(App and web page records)
[Start of section]

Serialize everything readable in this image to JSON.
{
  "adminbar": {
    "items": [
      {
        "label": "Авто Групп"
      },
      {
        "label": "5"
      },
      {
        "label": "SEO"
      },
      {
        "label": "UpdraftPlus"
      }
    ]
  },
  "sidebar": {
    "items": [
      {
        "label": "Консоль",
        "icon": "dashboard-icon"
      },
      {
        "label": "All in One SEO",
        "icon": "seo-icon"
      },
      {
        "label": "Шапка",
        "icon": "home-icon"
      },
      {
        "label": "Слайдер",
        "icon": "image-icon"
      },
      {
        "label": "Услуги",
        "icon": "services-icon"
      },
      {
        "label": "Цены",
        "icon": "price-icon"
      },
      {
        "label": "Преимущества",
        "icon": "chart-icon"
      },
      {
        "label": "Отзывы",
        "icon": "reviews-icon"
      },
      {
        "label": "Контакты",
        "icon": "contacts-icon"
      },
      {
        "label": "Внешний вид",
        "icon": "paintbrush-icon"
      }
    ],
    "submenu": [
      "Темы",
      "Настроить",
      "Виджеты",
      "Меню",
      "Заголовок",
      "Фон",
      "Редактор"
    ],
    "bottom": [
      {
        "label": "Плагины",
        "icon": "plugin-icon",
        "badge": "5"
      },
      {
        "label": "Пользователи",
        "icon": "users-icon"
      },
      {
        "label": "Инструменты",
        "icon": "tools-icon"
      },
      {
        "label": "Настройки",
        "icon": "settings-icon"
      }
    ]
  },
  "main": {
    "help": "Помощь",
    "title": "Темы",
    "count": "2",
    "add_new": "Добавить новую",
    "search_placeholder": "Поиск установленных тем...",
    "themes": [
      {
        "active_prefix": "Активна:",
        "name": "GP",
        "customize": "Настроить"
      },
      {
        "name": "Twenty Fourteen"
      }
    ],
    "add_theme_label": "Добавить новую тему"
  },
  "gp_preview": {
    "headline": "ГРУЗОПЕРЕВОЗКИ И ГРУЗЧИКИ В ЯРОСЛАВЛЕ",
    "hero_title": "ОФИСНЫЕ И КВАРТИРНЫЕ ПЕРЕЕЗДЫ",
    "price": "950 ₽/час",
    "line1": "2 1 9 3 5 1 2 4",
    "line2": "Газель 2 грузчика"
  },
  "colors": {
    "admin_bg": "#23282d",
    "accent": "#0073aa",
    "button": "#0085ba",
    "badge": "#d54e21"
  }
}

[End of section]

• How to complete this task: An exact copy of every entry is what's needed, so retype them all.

• Solution for this task:
Serialize everything readable in this image to JSON.
{
  "adminbar": {
    "items": [
      {
        "label": "Авто Групп"
      },
      {
        "label": "5"
      },
      {
        "label": "SEO"
      },
      {
        "label": "UpdraftPlus"
      }
    ]
  },
  "sidebar": {
    "items": [
      {
        "label": "Консоль",
        "icon": "dashboard-icon"
      },
      {
        "label": "All in One SEO",
        "icon": "seo-icon"
      },
      {
        "label": "Шапка",
        "icon": "home-icon"
      },
      {
        "label": "Слайдер",
        "icon": "image-icon"
      },
      {
        "label": "Услуги",
        "icon": "services-icon"
      },
      {
        "label": "Цены",
        "icon": "price-icon"
      },
      {
        "label": "Преимущества",
        "icon": "chart-icon"
      },
      {
        "label": "Отзывы",
        "icon": "reviews-icon"
      },
      {
        "label": "Контакты",
        "icon": "contacts-icon"
      },
      {
        "label": "Внешний вид",
        "icon": "paintbrush-icon"
      }
    ],
    "submenu": [
      "Темы",
      "Настроить",
      "Виджеты",
      "Меню",
      "Заголовок",
      "Фон",
      "Редактор"
    ],
    "bottom": [
      {
        "label": "Плагины",
        "icon": "plugin-icon",
        "badge": "5"
      },
      {
        "label": "Пользователи",
        "icon": "users-icon"
      },
      {
        "label": "Инструменты",
        "icon": "tools-icon"
      },
      {
        "label": "Настройки",
        "icon": "settings-icon"
      }
    ]
  },
  "main": {
    "help": "Помощь",
    "title": "Темы",
    "count": "2",
    "add_new": "Добавить новую",
    "search_placeholder": "Поиск установленных тем...",
    "themes": [
      {
        "active_prefix": "Активна:",
        "name": "GP",
        "customize": "Настроить"
      },
      {
        "name": "Twenty Fourteen"
      }
    ],
    "add_theme_label": "Добавить новую тему"
  },
  "gp_preview": {
    "headline": "ГРУЗОПЕРЕВОЗКИ И ГРУЗЧИКИ В ЯРОСЛАВЛЕ",
    "hero_title": "ОФИСНЫЕ И КВАРТИРНЫЕ ПЕРЕЕЗДЫ",
    "price": "950 ₽/час",
    "line1": "2 1 9 3 5 1 2 4",
    "line2": "Газель 2 грузчика"
  },
  "colors": {
    "admin_bg": "#23282d",
    "accent": "#0073aa",
    "button": "#0085ba",
    "badge": "#d54e21"
  }
}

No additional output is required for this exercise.